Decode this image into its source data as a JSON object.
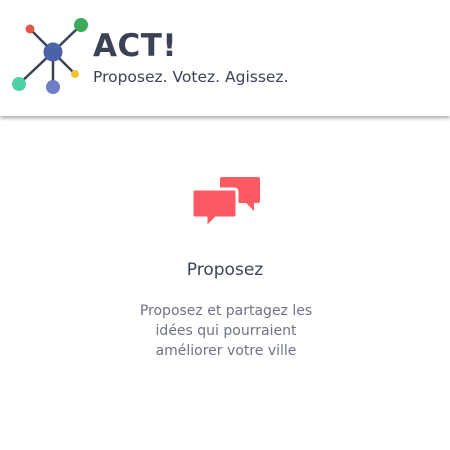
{
  "header": {
    "logo_icon": "network-nodes-logo-icon",
    "title": "ACT!",
    "tagline": "Proposez. Votez. Agissez."
  },
  "feature": {
    "icon": "chat-bubbles-icon",
    "title": "Proposez",
    "description": "Proposez et partagez les idées qui pourraient améliorer votre ville"
  },
  "colors": {
    "text_dark": "#3b4256",
    "text_muted": "#6f7383",
    "accent_coral": "#fb5a63",
    "logo_blue": "#4a63a8",
    "logo_green": "#3bab5b",
    "logo_red": "#e2574c",
    "logo_teal": "#4fd1a6",
    "logo_purple": "#6d7fc4",
    "logo_yellow": "#f2c232"
  }
}
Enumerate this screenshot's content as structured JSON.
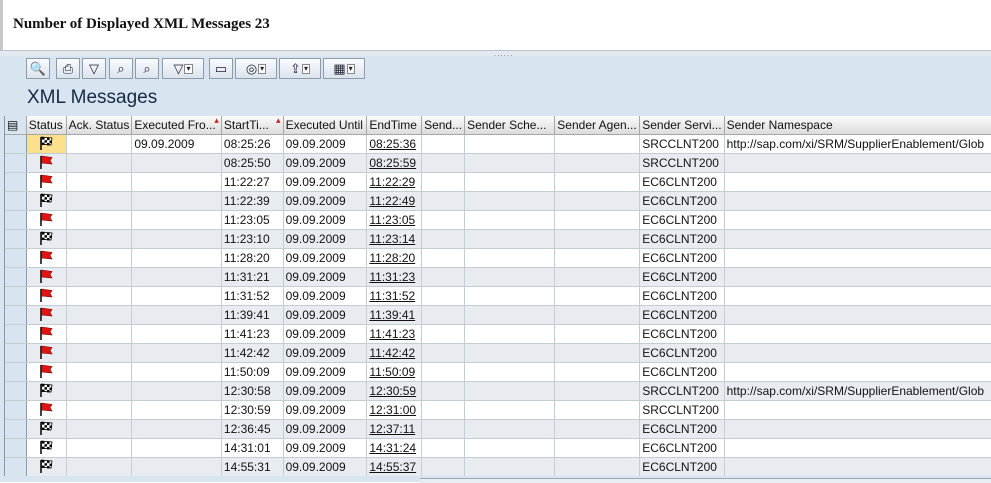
{
  "header": {
    "title": "Number of Displayed XML Messages 23"
  },
  "toolbar": {
    "buttons": [
      {
        "name": "details-button",
        "icon": "magnifier-icon",
        "glyph": "🔍",
        "dropdown": false
      },
      {
        "name": "print-button",
        "icon": "printer-icon",
        "glyph": "⎙",
        "dropdown": false
      },
      {
        "name": "filter-button",
        "icon": "filter-icon",
        "glyph": "▽",
        "dropdown": false
      },
      {
        "name": "find-button",
        "icon": "binoculars-icon",
        "glyph": "⌕",
        "dropdown": false
      },
      {
        "name": "find-next-button",
        "icon": "binoculars-next-icon",
        "glyph": "⌕",
        "dropdown": false
      },
      {
        "name": "set-filter-button",
        "icon": "set-filter-icon",
        "glyph": "▽",
        "dropdown": true
      },
      {
        "name": "print-preview-button",
        "icon": "document-icon",
        "glyph": "▭",
        "dropdown": false
      },
      {
        "name": "view-button",
        "icon": "view-icon",
        "glyph": "◎",
        "dropdown": true
      },
      {
        "name": "export-button",
        "icon": "export-icon",
        "glyph": "⇪",
        "dropdown": true
      },
      {
        "name": "layout-button",
        "icon": "layout-grid-icon",
        "glyph": "▦",
        "dropdown": true
      }
    ]
  },
  "grid": {
    "title": "XML Messages",
    "columns": [
      {
        "label": "",
        "sort": false
      },
      {
        "label": "Status",
        "sort": false
      },
      {
        "label": "Ack. Status",
        "sort": false
      },
      {
        "label": "Executed Fro...",
        "sort": true
      },
      {
        "label": "StartTi...",
        "sort": true
      },
      {
        "label": "Executed Until",
        "sort": false
      },
      {
        "label": "EndTime",
        "sort": false
      },
      {
        "label": "Send...",
        "sort": false
      },
      {
        "label": "Sender Sche...",
        "sort": false
      },
      {
        "label": "Sender Agen...",
        "sort": false
      },
      {
        "label": "Sender Servi...",
        "sort": false
      },
      {
        "label": "Sender Namespace",
        "sort": false
      }
    ],
    "rows": [
      {
        "status": "checkered-flag",
        "executed_from": "09.09.2009",
        "start": "08:25:26",
        "until": "09.09.2009",
        "end": "08:25:36",
        "service": "SRCCLNT200",
        "namespace": "http://sap.com/xi/SRM/SupplierEnablement/Glob"
      },
      {
        "status": "red-flag",
        "executed_from": "",
        "start": "08:25:50",
        "until": "09.09.2009",
        "end": "08:25:59",
        "service": "SRCCLNT200",
        "namespace": ""
      },
      {
        "status": "red-flag",
        "executed_from": "",
        "start": "11:22:27",
        "until": "09.09.2009",
        "end": "11:22:29",
        "service": "EC6CLNT200",
        "namespace": ""
      },
      {
        "status": "checkered-flag",
        "executed_from": "",
        "start": "11:22:39",
        "until": "09.09.2009",
        "end": "11:22:49",
        "service": "EC6CLNT200",
        "namespace": ""
      },
      {
        "status": "red-flag",
        "executed_from": "",
        "start": "11:23:05",
        "until": "09.09.2009",
        "end": "11:23:05",
        "service": "EC6CLNT200",
        "namespace": ""
      },
      {
        "status": "checkered-flag",
        "executed_from": "",
        "start": "11:23:10",
        "until": "09.09.2009",
        "end": "11:23:14",
        "service": "EC6CLNT200",
        "namespace": ""
      },
      {
        "status": "red-flag",
        "executed_from": "",
        "start": "11:28:20",
        "until": "09.09.2009",
        "end": "11:28:20",
        "service": "EC6CLNT200",
        "namespace": ""
      },
      {
        "status": "red-flag",
        "executed_from": "",
        "start": "11:31:21",
        "until": "09.09.2009",
        "end": "11:31:23",
        "service": "EC6CLNT200",
        "namespace": ""
      },
      {
        "status": "red-flag",
        "executed_from": "",
        "start": "11:31:52",
        "until": "09.09.2009",
        "end": "11:31:52",
        "service": "EC6CLNT200",
        "namespace": ""
      },
      {
        "status": "red-flag",
        "executed_from": "",
        "start": "11:39:41",
        "until": "09.09.2009",
        "end": "11:39:41",
        "service": "EC6CLNT200",
        "namespace": ""
      },
      {
        "status": "red-flag",
        "executed_from": "",
        "start": "11:41:23",
        "until": "09.09.2009",
        "end": "11:41:23",
        "service": "EC6CLNT200",
        "namespace": ""
      },
      {
        "status": "red-flag",
        "executed_from": "",
        "start": "11:42:42",
        "until": "09.09.2009",
        "end": "11:42:42",
        "service": "EC6CLNT200",
        "namespace": ""
      },
      {
        "status": "red-flag",
        "executed_from": "",
        "start": "11:50:09",
        "until": "09.09.2009",
        "end": "11:50:09",
        "service": "EC6CLNT200",
        "namespace": ""
      },
      {
        "status": "checkered-flag",
        "executed_from": "",
        "start": "12:30:58",
        "until": "09.09.2009",
        "end": "12:30:59",
        "service": "SRCCLNT200",
        "namespace": "http://sap.com/xi/SRM/SupplierEnablement/Glob"
      },
      {
        "status": "red-flag",
        "executed_from": "",
        "start": "12:30:59",
        "until": "09.09.2009",
        "end": "12:31:00",
        "service": "SRCCLNT200",
        "namespace": ""
      },
      {
        "status": "checkered-flag",
        "executed_from": "",
        "start": "12:36:45",
        "until": "09.09.2009",
        "end": "12:37:11",
        "service": "EC6CLNT200",
        "namespace": ""
      },
      {
        "status": "checkered-flag",
        "executed_from": "",
        "start": "14:31:01",
        "until": "09.09.2009",
        "end": "14:31:24",
        "service": "EC6CLNT200",
        "namespace": ""
      },
      {
        "status": "checkered-flag",
        "executed_from": "",
        "start": "14:55:31",
        "until": "09.09.2009",
        "end": "14:55:37",
        "service": "EC6CLNT200",
        "namespace": ""
      }
    ]
  },
  "colors": {
    "red_flag": "#e11414",
    "accent": "#d9e4f1",
    "selected_status": "#fce08b"
  }
}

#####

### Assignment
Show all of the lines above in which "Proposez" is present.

### Answer box
    "tagline": "Proposez. Votez. Agissez."
    "title": "Proposez",
    "description": "Proposez et partagez les idées qui pourraient améliorer votre ville"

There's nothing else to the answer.